** What is needed **
Every line below must be copied as written, except for pictures.

----

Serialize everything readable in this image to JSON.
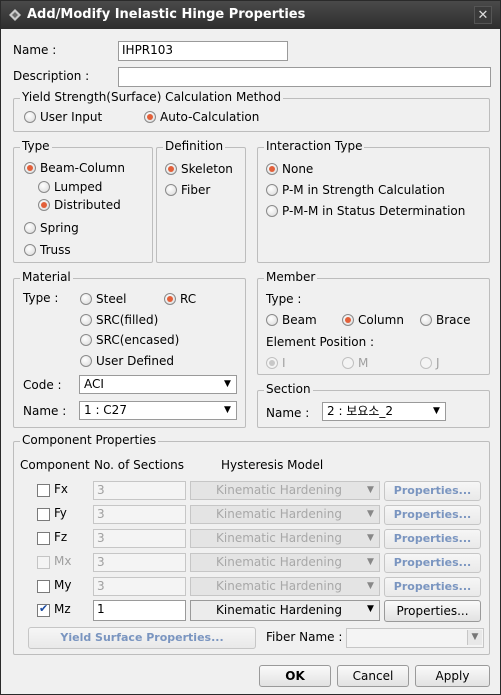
{
  "window": {
    "title": "Add/Modify Inelastic Hinge Properties",
    "close_glyph": "✕"
  },
  "name": {
    "label": "Name :",
    "value": "IHPR103"
  },
  "description": {
    "label": "Description :",
    "value": ""
  },
  "yield": {
    "title": "Yield Strength(Surface) Calculation Method",
    "user_input": "User Input",
    "auto": "Auto-Calculation",
    "selected": "auto"
  },
  "type": {
    "title": "Type",
    "beam_column": "Beam-Column",
    "lumped": "Lumped",
    "distributed": "Distributed",
    "spring": "Spring",
    "truss": "Truss"
  },
  "definition": {
    "title": "Definition",
    "skeleton": "Skeleton",
    "fiber": "Fiber"
  },
  "interaction": {
    "title": "Interaction Type",
    "none": "None",
    "pm": "P-M in Strength Calculation",
    "pmm": "P-M-M in Status Determination"
  },
  "material": {
    "title": "Material",
    "type_label": "Type :",
    "steel": "Steel",
    "rc": "RC",
    "src_filled": "SRC(filled)",
    "src_encased": "SRC(encased)",
    "user_defined": "User Defined",
    "code_label": "Code :",
    "code_value": "ACI",
    "name_label": "Name :",
    "name_value": "1 : C27"
  },
  "member": {
    "title": "Member",
    "type_label": "Type :",
    "beam": "Beam",
    "column": "Column",
    "brace": "Brace",
    "element_position": "Element Position :",
    "pos_i": "I",
    "pos_m": "M",
    "pos_j": "J"
  },
  "section": {
    "title": "Section",
    "name_label": "Name :",
    "name_value": "2 : 보요소_2"
  },
  "component": {
    "title": "Component Properties",
    "col_component": "Component",
    "col_sections": "No. of Sections",
    "col_hysteresis": "Hysteresis Model",
    "rows": [
      {
        "label": "Fx",
        "sections": "3",
        "model": "Kinematic Hardening",
        "button": "Properties...",
        "checked": false,
        "enabled": false
      },
      {
        "label": "Fy",
        "sections": "3",
        "model": "Kinematic Hardening",
        "button": "Properties...",
        "checked": false,
        "enabled": false
      },
      {
        "label": "Fz",
        "sections": "3",
        "model": "Kinematic Hardening",
        "button": "Properties...",
        "checked": false,
        "enabled": false
      },
      {
        "label": "Mx",
        "sections": "3",
        "model": "Kinematic Hardening",
        "button": "Properties...",
        "checked": false,
        "enabled": false
      },
      {
        "label": "My",
        "sections": "3",
        "model": "Kinematic Hardening",
        "button": "Properties...",
        "checked": false,
        "enabled": false
      },
      {
        "label": "Mz",
        "sections": "1",
        "model": "Kinematic Hardening",
        "button": "Properties...",
        "checked": true,
        "enabled": true
      }
    ],
    "yield_surface_button": "Yield Surface Properties...",
    "fiber_name_label": "Fiber Name :",
    "fiber_name_value": ""
  },
  "buttons": {
    "ok": "OK",
    "cancel": "Cancel",
    "apply": "Apply"
  },
  "colors": {
    "radio_selected": "#e2603a",
    "disabled_button_text": "#7a95c0",
    "titlebar": "#2e2e2e"
  }
}
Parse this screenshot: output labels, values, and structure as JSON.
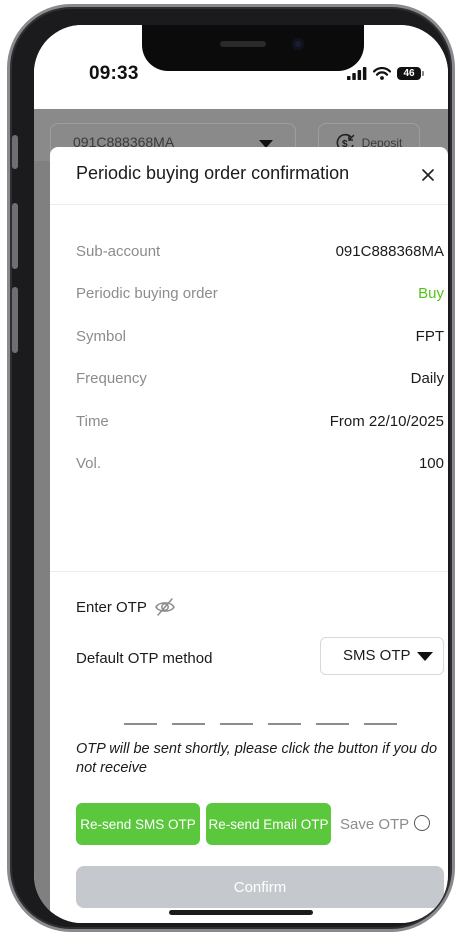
{
  "status_bar": {
    "time": "09:33",
    "battery": "46"
  },
  "background": {
    "account": "091C888368MA",
    "deposit_label": "Deposit"
  },
  "modal": {
    "title": "Periodic buying order confirmation",
    "rows": [
      {
        "label": "Sub-account",
        "value": "091C888368MA"
      },
      {
        "label": "Periodic buying order",
        "value": "Buy"
      },
      {
        "label": "Symbol",
        "value": "FPT"
      },
      {
        "label": "Frequency",
        "value": "Daily"
      },
      {
        "label": "Time",
        "value": "From 22/10/2025"
      },
      {
        "label": "Vol.",
        "value": "100"
      }
    ]
  },
  "otp": {
    "title": "Enter OTP",
    "method_label": "Default OTP method",
    "method_value": "SMS OTP",
    "digit_count": 6,
    "hint": "OTP will be sent shortly, please click the button if you do not receive",
    "resend_sms_label": "Re-send SMS OTP",
    "resend_email_label": "Re-send Email OTP",
    "save_otp_label": "Save OTP"
  },
  "confirm_label": "Confirm",
  "colors": {
    "accent_green": "#5ac73c",
    "buy_text": "#52c41a",
    "confirm_disabled": "#c5c9ce",
    "overlay": "#808080"
  }
}
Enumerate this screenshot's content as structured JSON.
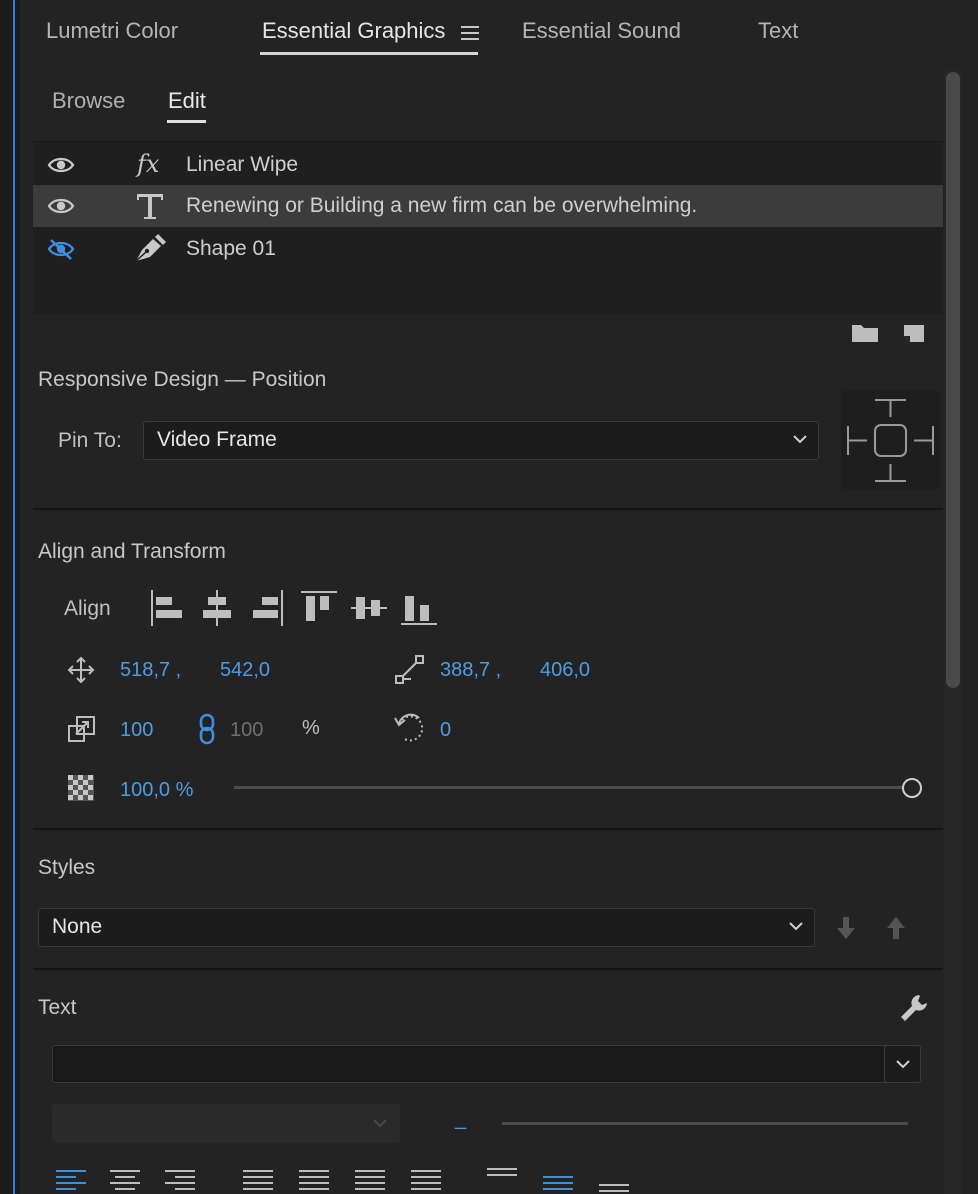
{
  "panel_tabs": [
    {
      "label": "Lumetri Color"
    },
    {
      "label": "Essential Graphics"
    },
    {
      "label": "Essential Sound"
    },
    {
      "label": "Text"
    }
  ],
  "sub_tabs": [
    {
      "label": "Browse"
    },
    {
      "label": "Edit"
    }
  ],
  "layers": [
    {
      "name": "Linear Wipe",
      "type": "fx-icon",
      "visible": true
    },
    {
      "name": "Renewing or Building a new firm can be overwhelming.",
      "type": "text-tool-icon",
      "visible": true,
      "selected": true
    },
    {
      "name": "Shape 01",
      "type": "pen-icon",
      "visible": false
    }
  ],
  "responsive": {
    "title": "Responsive Design — Position",
    "pin_label": "Pin To:",
    "pin_value": "Video Frame"
  },
  "align_transform": {
    "title": "Align and Transform",
    "align_label": "Align",
    "position_x": "518,7 ,",
    "position_y": "542,0",
    "anchor_x": "388,7 ,",
    "anchor_y": "406,0",
    "scale": "100",
    "scale_linked": "100",
    "percent": "%",
    "rotation": "0",
    "opacity": "100,0 %",
    "opacity_value": 100
  },
  "styles": {
    "title": "Styles",
    "value": "None"
  },
  "text": {
    "title": "Text",
    "font_value": "",
    "size_value": "_"
  },
  "colors": {
    "accent": "#4a9ee6",
    "panel_bg": "#232323",
    "list_bg": "#1f1f1f",
    "selected_row": "#3c3c3c"
  }
}
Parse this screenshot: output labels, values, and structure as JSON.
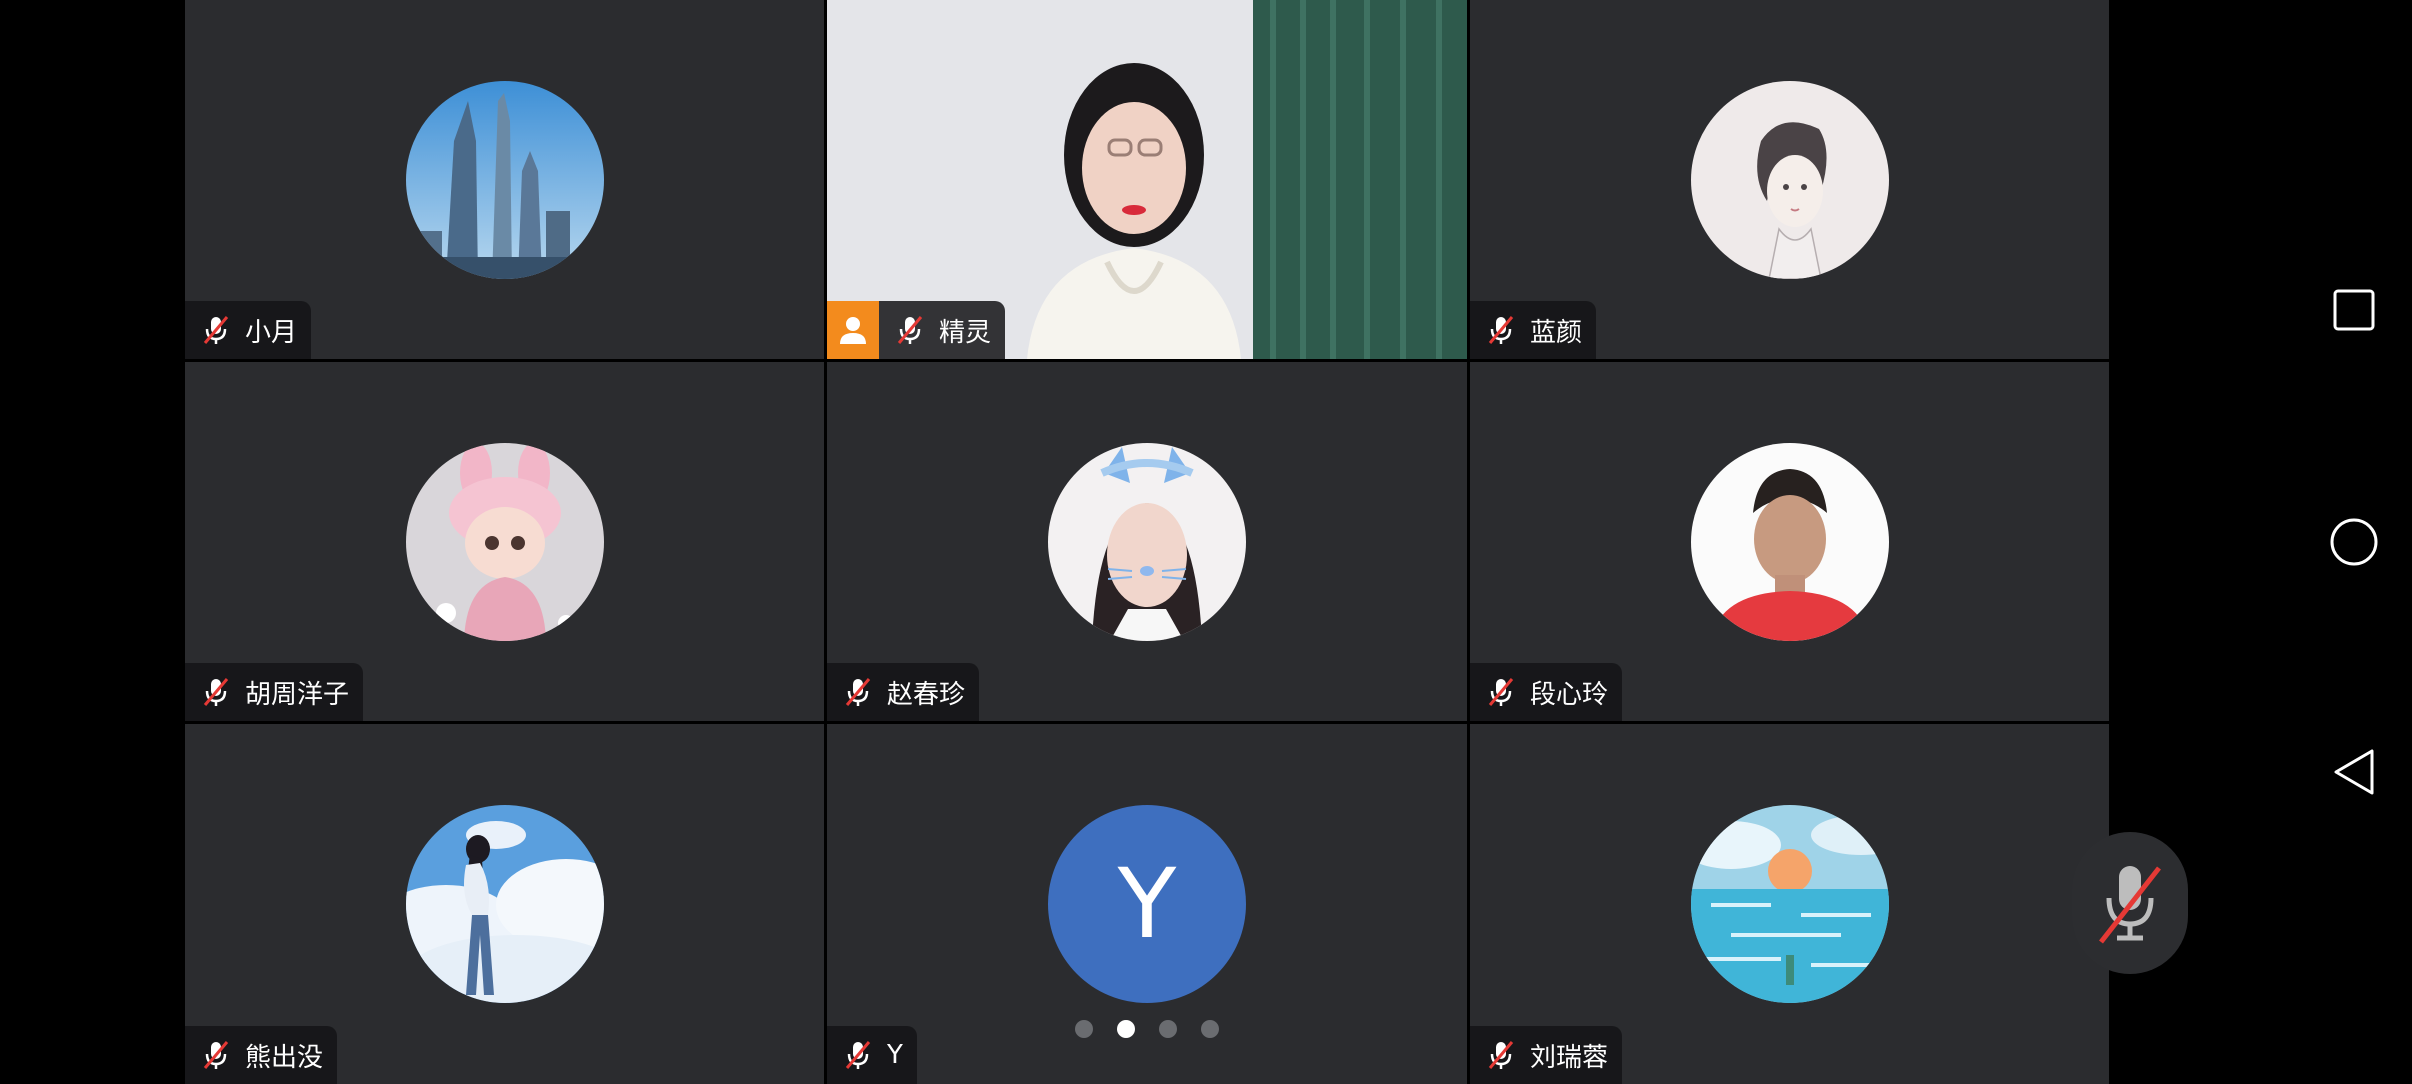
{
  "participants": [
    {
      "name": "小月",
      "avatar": "skyline-avatar",
      "muted": true
    },
    {
      "name": "精灵",
      "avatar": "camera-video",
      "muted": true,
      "host": true
    },
    {
      "name": "蓝颜",
      "avatar": "sketch-woman-avatar",
      "muted": true
    },
    {
      "name": "胡周洋子",
      "avatar": "doll-avatar",
      "muted": true
    },
    {
      "name": "赵春珍",
      "avatar": "cat-filter-selfie-avatar",
      "muted": true
    },
    {
      "name": "段心玲",
      "avatar": "portrait-red-shirt-avatar",
      "muted": true
    },
    {
      "name": "熊出没",
      "avatar": "girl-clouds-avatar",
      "muted": true
    },
    {
      "name": "Y",
      "avatar_letter": "Y",
      "muted": true
    },
    {
      "name": "刘瑞蓉",
      "avatar": "sea-sunset-avatar",
      "muted": true
    }
  ],
  "pager": {
    "pages": 4,
    "current": 2
  },
  "icons": {
    "mute": "muted-mic-icon",
    "host": "host-person-icon",
    "recents": "square-icon",
    "home": "circle-icon",
    "back": "triangle-back-icon"
  },
  "colors": {
    "tile_bg": "#2b2c2f",
    "host_badge": "#f38b1d",
    "letter_avatar": "#3e6fbf",
    "mute_slash": "#e53935"
  }
}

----

** Solution to this task **
Serialize everything readable in this image to JSON.
{
  "window": {
    "title": "Add/Modify Inelastic Hinge Properties",
    "close_glyph": "✕"
  },
  "name": {
    "label": "Name :",
    "value": "IHPR103"
  },
  "description": {
    "label": "Description :",
    "value": ""
  },
  "yield": {
    "title": "Yield Strength(Surface) Calculation Method",
    "user_input": "User Input",
    "auto": "Auto-Calculation",
    "selected": "auto"
  },
  "type": {
    "title": "Type",
    "beam_column": "Beam-Column",
    "lumped": "Lumped",
    "distributed": "Distributed",
    "spring": "Spring",
    "truss": "Truss"
  },
  "definition": {
    "title": "Definition",
    "skeleton": "Skeleton",
    "fiber": "Fiber"
  },
  "interaction": {
    "title": "Interaction Type",
    "none": "None",
    "pm": "P-M in Strength Calculation",
    "pmm": "P-M-M in Status Determination"
  },
  "material": {
    "title": "Material",
    "type_label": "Type :",
    "steel": "Steel",
    "rc": "RC",
    "src_filled": "SRC(filled)",
    "src_encased": "SRC(encased)",
    "user_defined": "User Defined",
    "code_label": "Code :",
    "code_value": "ACI",
    "name_label": "Name :",
    "name_value": "1 : C27"
  },
  "member": {
    "title": "Member",
    "type_label": "Type :",
    "beam": "Beam",
    "column": "Column",
    "brace": "Brace",
    "element_position": "Element Position :",
    "pos_i": "I",
    "pos_m": "M",
    "pos_j": "J"
  },
  "section": {
    "title": "Section",
    "name_label": "Name :",
    "name_value": "2 : 보요소_2"
  },
  "component": {
    "title": "Component Properties",
    "col_component": "Component",
    "col_sections": "No. of Sections",
    "col_hysteresis": "Hysteresis Model",
    "rows": [
      {
        "label": "Fx",
        "sections": "3",
        "model": "Kinematic Hardening",
        "button": "Properties...",
        "checked": false,
        "enabled": false
      },
      {
        "label": "Fy",
        "sections": "3",
        "model": "Kinematic Hardening",
        "button": "Properties...",
        "checked": false,
        "enabled": false
      },
      {
        "label": "Fz",
        "sections": "3",
        "model": "Kinematic Hardening",
        "button": "Properties...",
        "checked": false,
        "enabled": false
      },
      {
        "label": "Mx",
        "sections": "3",
        "model": "Kinematic Hardening",
        "button": "Properties...",
        "checked": false,
        "enabled": false
      },
      {
        "label": "My",
        "sections": "3",
        "model": "Kinematic Hardening",
        "button": "Properties...",
        "checked": false,
        "enabled": false
      },
      {
        "label": "Mz",
        "sections": "1",
        "model": "Kinematic Hardening",
        "button": "Properties...",
        "checked": true,
        "enabled": true
      }
    ],
    "yield_surface_button": "Yield Surface Properties...",
    "fiber_name_label": "Fiber Name :",
    "fiber_name_value": ""
  },
  "buttons": {
    "ok": "OK",
    "cancel": "Cancel",
    "apply": "Apply"
  },
  "colors": {
    "radio_selected": "#e2603a",
    "disabled_button_text": "#7a95c0",
    "titlebar": "#2e2e2e"
  }
}
Parse this screenshot: output labels, values, and structure as JSON.
{
  "status_bar": {
    "time": "09:33",
    "battery": "46"
  },
  "background": {
    "account": "091C888368MA",
    "deposit_label": "Deposit"
  },
  "modal": {
    "title": "Periodic buying order confirmation",
    "rows": [
      {
        "label": "Sub-account",
        "value": "091C888368MA"
      },
      {
        "label": "Periodic buying order",
        "value": "Buy"
      },
      {
        "label": "Symbol",
        "value": "FPT"
      },
      {
        "label": "Frequency",
        "value": "Daily"
      },
      {
        "label": "Time",
        "value": "From 22/10/2025"
      },
      {
        "label": "Vol.",
        "value": "100"
      }
    ]
  },
  "otp": {
    "title": "Enter OTP",
    "method_label": "Default OTP method",
    "method_value": "SMS OTP",
    "digit_count": 6,
    "hint": "OTP will be sent shortly, please click the button if you do not receive",
    "resend_sms_label": "Re-send SMS OTP",
    "resend_email_label": "Re-send Email OTP",
    "save_otp_label": "Save OTP"
  },
  "confirm_label": "Confirm",
  "colors": {
    "accent_green": "#5ac73c",
    "buy_text": "#52c41a",
    "confirm_disabled": "#c5c9ce",
    "overlay": "#808080"
  }
}
Enumerate this screenshot's content as structured JSON.
{
  "panel_tabs": [
    {
      "label": "Lumetri Color"
    },
    {
      "label": "Essential Graphics"
    },
    {
      "label": "Essential Sound"
    },
    {
      "label": "Text"
    }
  ],
  "sub_tabs": [
    {
      "label": "Browse"
    },
    {
      "label": "Edit"
    }
  ],
  "layers": [
    {
      "name": "Linear Wipe",
      "type": "fx-icon",
      "visible": true
    },
    {
      "name": "Renewing or Building a new firm can be overwhelming.",
      "type": "text-tool-icon",
      "visible": true,
      "selected": true
    },
    {
      "name": "Shape 01",
      "type": "pen-icon",
      "visible": false
    }
  ],
  "responsive": {
    "title": "Responsive Design — Position",
    "pin_label": "Pin To:",
    "pin_value": "Video Frame"
  },
  "align_transform": {
    "title": "Align and Transform",
    "align_label": "Align",
    "position_x": "518,7 ,",
    "position_y": "542,0",
    "anchor_x": "388,7 ,",
    "anchor_y": "406,0",
    "scale": "100",
    "scale_linked": "100",
    "percent": "%",
    "rotation": "0",
    "opacity": "100,0 %",
    "opacity_value": 100
  },
  "styles": {
    "title": "Styles",
    "value": "None"
  },
  "text": {
    "title": "Text",
    "font_value": "",
    "size_value": "_"
  },
  "colors": {
    "accent": "#4a9ee6",
    "panel_bg": "#232323",
    "list_bg": "#1f1f1f",
    "selected_row": "#3c3c3c"
  }
}
Parse this screenshot: output labels, values, and structure as JSON.
{
  "participants": [
    {
      "name": "小月",
      "avatar": "skyline-avatar",
      "muted": true
    },
    {
      "name": "精灵",
      "avatar": "camera-video",
      "muted": true,
      "host": true
    },
    {
      "name": "蓝颜",
      "avatar": "sketch-woman-avatar",
      "muted": true
    },
    {
      "name": "胡周洋子",
      "avatar": "doll-avatar",
      "muted": true
    },
    {
      "name": "赵春珍",
      "avatar": "cat-filter-selfie-avatar",
      "muted": true
    },
    {
      "name": "段心玲",
      "avatar": "portrait-red-shirt-avatar",
      "muted": true
    },
    {
      "name": "熊出没",
      "avatar": "girl-clouds-avatar",
      "muted": true
    },
    {
      "name": "Y",
      "avatar_letter": "Y",
      "muted": true
    },
    {
      "name": "刘瑞蓉",
      "avatar": "sea-sunset-avatar",
      "muted": true
    }
  ],
  "pager": {
    "pages": 4,
    "current": 2
  },
  "icons": {
    "mute": "muted-mic-icon",
    "host": "host-person-icon",
    "recents": "square-icon",
    "home": "circle-icon",
    "back": "triangle-back-icon"
  },
  "colors": {
    "tile_bg": "#2b2c2f",
    "host_badge": "#f38b1d",
    "letter_avatar": "#3e6fbf",
    "mute_slash": "#e53935"
  }
}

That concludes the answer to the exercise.